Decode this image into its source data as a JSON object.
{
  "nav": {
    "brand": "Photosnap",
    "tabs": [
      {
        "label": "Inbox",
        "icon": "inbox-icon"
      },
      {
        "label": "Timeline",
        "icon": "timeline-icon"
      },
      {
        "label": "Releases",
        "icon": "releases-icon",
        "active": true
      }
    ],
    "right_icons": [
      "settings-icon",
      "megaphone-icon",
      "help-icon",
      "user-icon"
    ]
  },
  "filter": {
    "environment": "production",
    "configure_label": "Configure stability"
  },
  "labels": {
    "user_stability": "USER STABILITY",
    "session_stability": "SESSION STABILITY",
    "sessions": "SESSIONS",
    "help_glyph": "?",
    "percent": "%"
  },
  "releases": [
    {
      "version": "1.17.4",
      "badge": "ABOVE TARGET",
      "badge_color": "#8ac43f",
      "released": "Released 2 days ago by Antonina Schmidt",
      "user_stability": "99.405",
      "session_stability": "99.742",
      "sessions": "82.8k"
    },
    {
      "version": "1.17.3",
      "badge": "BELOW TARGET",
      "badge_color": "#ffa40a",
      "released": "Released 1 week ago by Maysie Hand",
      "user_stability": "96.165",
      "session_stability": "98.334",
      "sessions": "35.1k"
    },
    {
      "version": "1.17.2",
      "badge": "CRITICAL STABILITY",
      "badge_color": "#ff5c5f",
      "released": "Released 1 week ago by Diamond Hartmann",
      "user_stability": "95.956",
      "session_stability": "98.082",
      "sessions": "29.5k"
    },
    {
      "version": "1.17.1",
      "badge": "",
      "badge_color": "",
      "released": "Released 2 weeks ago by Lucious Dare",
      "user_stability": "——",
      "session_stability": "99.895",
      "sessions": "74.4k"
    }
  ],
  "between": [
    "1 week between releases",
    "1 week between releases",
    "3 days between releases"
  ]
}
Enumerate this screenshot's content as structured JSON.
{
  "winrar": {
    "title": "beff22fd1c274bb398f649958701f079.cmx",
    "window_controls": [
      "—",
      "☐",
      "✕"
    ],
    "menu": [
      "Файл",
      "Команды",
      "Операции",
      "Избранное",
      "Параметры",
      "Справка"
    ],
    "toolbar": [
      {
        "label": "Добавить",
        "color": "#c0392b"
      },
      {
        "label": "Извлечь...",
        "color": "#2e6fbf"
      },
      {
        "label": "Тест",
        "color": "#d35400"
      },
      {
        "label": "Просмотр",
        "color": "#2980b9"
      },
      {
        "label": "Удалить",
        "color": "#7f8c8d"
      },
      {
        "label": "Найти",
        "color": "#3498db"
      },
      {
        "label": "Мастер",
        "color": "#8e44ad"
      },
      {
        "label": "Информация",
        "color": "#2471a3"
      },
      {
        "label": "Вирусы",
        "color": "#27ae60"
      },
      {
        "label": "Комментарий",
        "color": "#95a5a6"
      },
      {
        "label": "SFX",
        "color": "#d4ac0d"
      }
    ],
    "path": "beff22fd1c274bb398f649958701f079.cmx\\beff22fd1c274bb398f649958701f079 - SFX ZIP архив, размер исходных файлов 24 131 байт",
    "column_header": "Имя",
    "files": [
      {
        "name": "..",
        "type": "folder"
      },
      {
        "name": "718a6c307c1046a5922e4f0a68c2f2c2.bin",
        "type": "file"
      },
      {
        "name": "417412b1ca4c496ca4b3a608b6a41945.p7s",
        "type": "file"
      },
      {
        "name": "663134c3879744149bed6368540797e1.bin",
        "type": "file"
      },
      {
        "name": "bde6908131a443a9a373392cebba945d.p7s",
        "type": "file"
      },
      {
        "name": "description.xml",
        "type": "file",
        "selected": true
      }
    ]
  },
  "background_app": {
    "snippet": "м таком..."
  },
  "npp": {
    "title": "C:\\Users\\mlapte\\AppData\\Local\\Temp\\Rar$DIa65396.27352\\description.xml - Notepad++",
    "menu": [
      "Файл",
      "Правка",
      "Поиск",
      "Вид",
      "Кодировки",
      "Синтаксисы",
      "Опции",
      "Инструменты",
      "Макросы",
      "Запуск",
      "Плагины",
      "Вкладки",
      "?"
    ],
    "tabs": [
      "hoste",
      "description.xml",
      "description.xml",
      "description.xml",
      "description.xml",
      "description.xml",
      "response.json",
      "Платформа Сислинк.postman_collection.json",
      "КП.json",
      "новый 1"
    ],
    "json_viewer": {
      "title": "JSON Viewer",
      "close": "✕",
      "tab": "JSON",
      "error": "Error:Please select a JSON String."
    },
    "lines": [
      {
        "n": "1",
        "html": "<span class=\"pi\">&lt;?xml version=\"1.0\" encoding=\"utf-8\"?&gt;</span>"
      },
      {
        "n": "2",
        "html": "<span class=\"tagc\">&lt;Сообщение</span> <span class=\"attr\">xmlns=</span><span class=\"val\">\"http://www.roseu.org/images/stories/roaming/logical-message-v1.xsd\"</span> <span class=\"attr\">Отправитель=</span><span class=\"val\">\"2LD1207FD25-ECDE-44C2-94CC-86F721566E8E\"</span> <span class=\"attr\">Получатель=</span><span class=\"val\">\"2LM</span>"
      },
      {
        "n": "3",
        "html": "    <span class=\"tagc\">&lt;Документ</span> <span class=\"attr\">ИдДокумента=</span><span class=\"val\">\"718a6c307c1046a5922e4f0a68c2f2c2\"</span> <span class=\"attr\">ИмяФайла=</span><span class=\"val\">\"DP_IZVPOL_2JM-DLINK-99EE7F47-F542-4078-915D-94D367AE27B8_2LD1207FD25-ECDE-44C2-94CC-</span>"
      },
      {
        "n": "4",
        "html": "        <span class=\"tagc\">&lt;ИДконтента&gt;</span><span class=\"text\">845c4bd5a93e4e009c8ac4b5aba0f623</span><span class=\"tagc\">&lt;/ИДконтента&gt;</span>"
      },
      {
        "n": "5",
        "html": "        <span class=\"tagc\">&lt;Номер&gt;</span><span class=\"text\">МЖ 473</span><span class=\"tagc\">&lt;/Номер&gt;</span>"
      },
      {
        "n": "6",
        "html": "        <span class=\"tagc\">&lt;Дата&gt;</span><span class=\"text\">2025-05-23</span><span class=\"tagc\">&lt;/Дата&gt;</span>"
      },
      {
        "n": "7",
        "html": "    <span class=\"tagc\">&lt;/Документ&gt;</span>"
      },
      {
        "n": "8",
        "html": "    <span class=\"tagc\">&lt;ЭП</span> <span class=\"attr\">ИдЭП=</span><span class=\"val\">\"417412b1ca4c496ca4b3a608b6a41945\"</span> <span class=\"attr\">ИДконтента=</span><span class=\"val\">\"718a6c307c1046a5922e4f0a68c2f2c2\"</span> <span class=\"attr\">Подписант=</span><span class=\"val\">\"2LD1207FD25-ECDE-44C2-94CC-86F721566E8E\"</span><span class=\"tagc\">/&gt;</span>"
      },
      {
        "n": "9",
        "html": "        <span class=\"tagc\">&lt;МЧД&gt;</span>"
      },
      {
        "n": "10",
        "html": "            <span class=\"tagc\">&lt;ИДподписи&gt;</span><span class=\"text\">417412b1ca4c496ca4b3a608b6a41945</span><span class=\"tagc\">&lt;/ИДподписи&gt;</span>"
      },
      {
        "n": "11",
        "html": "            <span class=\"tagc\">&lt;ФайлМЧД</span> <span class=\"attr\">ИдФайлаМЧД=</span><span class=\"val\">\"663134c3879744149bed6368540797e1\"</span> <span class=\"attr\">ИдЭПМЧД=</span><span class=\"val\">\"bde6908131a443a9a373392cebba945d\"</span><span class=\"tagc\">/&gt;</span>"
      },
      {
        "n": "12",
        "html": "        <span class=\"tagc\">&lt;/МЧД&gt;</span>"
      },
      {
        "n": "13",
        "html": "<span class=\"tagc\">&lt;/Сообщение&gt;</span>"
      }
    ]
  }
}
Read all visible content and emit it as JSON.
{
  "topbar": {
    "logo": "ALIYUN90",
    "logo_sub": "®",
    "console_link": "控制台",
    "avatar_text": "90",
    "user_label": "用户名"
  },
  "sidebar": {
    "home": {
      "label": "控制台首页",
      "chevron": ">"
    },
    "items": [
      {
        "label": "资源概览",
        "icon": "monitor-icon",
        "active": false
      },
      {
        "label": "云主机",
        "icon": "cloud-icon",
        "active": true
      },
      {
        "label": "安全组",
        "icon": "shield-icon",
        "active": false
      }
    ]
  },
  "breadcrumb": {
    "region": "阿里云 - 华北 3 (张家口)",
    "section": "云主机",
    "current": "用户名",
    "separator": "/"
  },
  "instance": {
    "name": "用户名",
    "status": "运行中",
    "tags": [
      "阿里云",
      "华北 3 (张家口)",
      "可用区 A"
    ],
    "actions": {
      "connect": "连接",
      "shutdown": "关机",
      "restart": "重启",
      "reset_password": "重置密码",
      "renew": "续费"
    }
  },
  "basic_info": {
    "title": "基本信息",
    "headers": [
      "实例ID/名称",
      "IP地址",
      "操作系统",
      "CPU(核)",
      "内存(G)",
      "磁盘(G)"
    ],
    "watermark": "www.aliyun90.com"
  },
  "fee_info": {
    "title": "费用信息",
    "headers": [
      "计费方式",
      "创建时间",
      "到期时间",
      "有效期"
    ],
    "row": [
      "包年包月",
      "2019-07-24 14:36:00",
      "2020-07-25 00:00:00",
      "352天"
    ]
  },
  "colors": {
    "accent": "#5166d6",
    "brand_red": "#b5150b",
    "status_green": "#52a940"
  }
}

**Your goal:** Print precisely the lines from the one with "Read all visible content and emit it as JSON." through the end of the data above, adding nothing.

**Exercise solution:**
Read all visible content and emit it as JSON.
{
  "topbar": {
    "logo": "ALIYUN90",
    "logo_sub": "®",
    "console_link": "控制台",
    "avatar_text": "90",
    "user_label": "用户名"
  },
  "sidebar": {
    "home": {
      "label": "控制台首页",
      "chevron": ">"
    },
    "items": [
      {
        "label": "资源概览",
        "icon": "monitor-icon",
        "active": false
      },
      {
        "label": "云主机",
        "icon": "cloud-icon",
        "active": true
      },
      {
        "label": "安全组",
        "icon": "shield-icon",
        "active": false
      }
    ]
  },
  "breadcrumb": {
    "region": "阿里云 - 华北 3 (张家口)",
    "section": "云主机",
    "current": "用户名",
    "separator": "/"
  },
  "instance": {
    "name": "用户名",
    "status": "运行中",
    "tags": [
      "阿里云",
      "华北 3 (张家口)",
      "可用区 A"
    ],
    "actions": {
      "connect": "连接",
      "shutdown": "关机",
      "restart": "重启",
      "reset_password": "重置密码",
      "renew": "续费"
    }
  },
  "basic_info": {
    "title": "基本信息",
    "headers": [
      "实例ID/名称",
      "IP地址",
      "操作系统",
      "CPU(核)",
      "内存(G)",
      "磁盘(G)"
    ],
    "watermark": "www.aliyun90.com"
  },
  "fee_info": {
    "title": "费用信息",
    "headers": [
      "计费方式",
      "创建时间",
      "到期时间",
      "有效期"
    ],
    "row": [
      "包年包月",
      "2019-07-24 14:36:00",
      "2020-07-25 00:00:00",
      "352天"
    ]
  },
  "colors": {
    "accent": "#5166d6",
    "brand_red": "#b5150b",
    "status_green": "#52a940"
  }
}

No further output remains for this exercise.